Task item
From the data below, return all lines holding the string "ylabel".

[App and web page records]
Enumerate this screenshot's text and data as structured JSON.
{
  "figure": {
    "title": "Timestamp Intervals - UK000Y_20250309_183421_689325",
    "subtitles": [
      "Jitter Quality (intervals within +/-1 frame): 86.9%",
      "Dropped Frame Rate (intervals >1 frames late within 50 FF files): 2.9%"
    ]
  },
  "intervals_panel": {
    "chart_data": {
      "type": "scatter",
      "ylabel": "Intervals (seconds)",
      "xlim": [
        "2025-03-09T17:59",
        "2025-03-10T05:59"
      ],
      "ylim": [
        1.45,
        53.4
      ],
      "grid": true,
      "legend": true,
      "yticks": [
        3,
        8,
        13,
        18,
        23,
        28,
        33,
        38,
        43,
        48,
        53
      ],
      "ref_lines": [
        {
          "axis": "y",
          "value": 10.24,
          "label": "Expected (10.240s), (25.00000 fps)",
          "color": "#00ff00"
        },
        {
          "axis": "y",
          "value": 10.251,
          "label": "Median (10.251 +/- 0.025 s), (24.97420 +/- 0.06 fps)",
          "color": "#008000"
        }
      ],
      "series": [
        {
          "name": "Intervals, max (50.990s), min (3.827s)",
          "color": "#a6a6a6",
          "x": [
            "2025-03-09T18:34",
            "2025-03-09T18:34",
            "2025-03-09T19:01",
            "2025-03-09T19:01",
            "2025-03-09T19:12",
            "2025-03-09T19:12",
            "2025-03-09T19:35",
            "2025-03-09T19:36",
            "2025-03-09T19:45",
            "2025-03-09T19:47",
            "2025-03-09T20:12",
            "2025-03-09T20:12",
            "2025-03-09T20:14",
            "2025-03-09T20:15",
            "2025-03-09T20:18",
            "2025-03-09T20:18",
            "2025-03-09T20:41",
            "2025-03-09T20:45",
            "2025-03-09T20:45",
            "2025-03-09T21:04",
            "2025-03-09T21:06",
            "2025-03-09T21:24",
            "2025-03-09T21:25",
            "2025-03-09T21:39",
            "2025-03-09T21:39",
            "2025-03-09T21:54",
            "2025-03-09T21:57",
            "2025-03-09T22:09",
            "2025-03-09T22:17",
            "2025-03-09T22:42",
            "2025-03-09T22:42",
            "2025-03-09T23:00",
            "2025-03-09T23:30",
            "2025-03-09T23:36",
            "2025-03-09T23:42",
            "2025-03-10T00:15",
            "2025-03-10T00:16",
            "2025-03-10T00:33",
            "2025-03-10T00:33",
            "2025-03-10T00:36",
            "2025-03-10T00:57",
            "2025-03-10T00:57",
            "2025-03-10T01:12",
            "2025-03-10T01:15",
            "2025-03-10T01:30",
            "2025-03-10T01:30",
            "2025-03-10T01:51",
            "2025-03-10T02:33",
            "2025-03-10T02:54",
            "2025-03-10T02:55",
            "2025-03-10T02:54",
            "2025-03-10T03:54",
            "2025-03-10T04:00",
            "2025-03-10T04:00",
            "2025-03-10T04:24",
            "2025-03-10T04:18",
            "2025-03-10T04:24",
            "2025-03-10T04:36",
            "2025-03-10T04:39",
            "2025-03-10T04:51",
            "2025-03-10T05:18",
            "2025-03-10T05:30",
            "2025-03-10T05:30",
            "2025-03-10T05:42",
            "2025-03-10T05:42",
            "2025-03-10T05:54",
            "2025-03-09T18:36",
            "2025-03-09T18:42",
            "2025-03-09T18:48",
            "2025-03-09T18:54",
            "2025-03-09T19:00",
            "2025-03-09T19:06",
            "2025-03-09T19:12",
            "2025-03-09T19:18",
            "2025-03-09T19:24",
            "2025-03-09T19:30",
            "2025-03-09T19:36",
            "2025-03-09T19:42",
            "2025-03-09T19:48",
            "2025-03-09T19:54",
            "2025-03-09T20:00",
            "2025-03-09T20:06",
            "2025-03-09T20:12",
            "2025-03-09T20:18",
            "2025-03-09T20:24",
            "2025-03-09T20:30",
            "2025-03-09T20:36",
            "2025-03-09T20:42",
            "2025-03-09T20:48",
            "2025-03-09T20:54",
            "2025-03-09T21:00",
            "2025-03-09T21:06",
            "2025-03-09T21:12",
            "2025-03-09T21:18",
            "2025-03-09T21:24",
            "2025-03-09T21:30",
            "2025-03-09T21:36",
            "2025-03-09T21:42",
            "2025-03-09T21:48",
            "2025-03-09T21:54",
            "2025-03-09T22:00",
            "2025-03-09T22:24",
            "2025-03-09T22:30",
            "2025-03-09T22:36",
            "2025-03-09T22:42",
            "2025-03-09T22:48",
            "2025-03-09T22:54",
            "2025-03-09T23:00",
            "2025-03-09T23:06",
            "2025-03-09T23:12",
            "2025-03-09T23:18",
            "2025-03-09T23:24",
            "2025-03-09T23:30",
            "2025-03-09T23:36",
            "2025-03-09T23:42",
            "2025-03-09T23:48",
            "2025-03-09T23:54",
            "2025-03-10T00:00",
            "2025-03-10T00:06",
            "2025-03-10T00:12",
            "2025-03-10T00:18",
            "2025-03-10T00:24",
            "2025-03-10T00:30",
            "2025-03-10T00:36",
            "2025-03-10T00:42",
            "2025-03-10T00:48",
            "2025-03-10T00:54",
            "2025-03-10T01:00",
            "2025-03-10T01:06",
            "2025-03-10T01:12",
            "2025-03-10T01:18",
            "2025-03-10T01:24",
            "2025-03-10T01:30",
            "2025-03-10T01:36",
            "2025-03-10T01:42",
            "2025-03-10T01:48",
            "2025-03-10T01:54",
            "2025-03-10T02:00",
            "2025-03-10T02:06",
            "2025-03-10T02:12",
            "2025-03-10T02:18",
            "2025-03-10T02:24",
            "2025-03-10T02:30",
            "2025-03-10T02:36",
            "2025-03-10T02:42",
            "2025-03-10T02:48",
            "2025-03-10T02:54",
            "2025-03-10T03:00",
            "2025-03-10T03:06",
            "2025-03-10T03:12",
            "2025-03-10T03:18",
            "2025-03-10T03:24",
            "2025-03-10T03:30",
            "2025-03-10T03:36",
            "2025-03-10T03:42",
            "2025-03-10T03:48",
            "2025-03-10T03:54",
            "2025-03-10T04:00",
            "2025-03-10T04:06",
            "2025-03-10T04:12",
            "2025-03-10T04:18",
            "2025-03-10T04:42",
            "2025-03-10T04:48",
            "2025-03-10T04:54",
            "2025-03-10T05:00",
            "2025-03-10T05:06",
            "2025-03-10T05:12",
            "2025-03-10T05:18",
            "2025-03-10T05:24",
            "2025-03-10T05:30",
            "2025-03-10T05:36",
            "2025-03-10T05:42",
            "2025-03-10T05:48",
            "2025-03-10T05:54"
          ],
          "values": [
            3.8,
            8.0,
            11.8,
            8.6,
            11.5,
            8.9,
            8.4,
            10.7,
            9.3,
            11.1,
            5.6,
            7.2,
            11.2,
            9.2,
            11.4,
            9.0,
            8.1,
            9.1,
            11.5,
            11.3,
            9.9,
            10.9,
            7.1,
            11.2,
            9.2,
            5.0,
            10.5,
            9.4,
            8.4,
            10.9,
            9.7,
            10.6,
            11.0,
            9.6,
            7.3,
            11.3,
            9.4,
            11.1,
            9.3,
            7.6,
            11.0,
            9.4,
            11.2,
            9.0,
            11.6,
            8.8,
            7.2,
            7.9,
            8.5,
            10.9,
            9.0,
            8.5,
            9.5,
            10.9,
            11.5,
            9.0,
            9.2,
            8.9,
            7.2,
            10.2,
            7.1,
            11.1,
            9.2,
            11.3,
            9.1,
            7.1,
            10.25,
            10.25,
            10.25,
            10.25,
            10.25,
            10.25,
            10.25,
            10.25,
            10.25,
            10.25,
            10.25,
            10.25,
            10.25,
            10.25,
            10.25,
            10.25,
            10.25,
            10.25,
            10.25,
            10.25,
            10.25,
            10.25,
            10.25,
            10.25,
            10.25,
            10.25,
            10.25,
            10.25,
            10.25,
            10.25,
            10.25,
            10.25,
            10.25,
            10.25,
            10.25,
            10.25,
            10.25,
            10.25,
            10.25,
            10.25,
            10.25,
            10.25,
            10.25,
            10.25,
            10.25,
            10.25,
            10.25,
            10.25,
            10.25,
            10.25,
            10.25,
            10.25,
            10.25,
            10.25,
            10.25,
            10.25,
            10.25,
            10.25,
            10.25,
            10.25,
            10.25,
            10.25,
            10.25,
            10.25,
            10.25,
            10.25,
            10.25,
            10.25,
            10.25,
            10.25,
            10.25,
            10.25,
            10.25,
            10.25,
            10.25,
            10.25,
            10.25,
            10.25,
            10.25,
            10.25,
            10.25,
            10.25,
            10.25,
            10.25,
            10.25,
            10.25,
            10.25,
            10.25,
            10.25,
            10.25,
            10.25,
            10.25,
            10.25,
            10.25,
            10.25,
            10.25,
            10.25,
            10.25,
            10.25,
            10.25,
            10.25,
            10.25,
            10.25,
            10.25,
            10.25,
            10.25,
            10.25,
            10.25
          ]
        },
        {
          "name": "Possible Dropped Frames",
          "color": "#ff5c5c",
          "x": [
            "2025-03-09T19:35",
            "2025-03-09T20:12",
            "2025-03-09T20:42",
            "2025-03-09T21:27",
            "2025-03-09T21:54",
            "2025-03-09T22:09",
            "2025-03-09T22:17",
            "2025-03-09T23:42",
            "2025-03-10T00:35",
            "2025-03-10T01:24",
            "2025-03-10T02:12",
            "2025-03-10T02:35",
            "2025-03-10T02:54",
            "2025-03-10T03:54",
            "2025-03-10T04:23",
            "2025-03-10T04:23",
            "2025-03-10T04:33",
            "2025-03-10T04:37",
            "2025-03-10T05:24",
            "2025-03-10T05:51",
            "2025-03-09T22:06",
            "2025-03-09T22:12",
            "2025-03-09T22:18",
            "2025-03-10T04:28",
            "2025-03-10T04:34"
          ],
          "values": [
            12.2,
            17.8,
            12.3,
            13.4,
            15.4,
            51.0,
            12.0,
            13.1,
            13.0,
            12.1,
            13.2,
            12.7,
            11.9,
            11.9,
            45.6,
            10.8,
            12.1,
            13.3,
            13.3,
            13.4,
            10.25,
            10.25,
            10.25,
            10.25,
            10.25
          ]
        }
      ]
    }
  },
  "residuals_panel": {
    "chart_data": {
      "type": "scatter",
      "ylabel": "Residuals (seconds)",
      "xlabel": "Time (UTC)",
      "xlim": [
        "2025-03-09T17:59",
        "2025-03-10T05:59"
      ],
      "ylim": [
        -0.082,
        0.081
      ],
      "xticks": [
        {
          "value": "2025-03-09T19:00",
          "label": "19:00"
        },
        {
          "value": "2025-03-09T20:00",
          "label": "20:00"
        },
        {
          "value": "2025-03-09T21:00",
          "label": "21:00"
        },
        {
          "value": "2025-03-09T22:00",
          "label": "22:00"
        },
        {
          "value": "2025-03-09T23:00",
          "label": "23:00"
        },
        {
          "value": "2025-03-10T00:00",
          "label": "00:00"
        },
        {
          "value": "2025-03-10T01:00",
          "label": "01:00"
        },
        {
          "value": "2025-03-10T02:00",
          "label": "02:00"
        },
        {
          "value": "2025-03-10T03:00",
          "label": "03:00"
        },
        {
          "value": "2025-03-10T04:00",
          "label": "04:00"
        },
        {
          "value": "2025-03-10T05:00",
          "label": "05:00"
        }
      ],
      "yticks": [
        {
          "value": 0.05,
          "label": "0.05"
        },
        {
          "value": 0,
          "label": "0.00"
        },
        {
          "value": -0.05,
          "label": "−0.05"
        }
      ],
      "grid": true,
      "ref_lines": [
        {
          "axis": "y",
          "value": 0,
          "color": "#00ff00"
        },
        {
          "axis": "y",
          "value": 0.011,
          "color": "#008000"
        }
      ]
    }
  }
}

The answer
      "ylabel": "Intervals (seconds)",
      "ylabel": "Residuals (seconds)",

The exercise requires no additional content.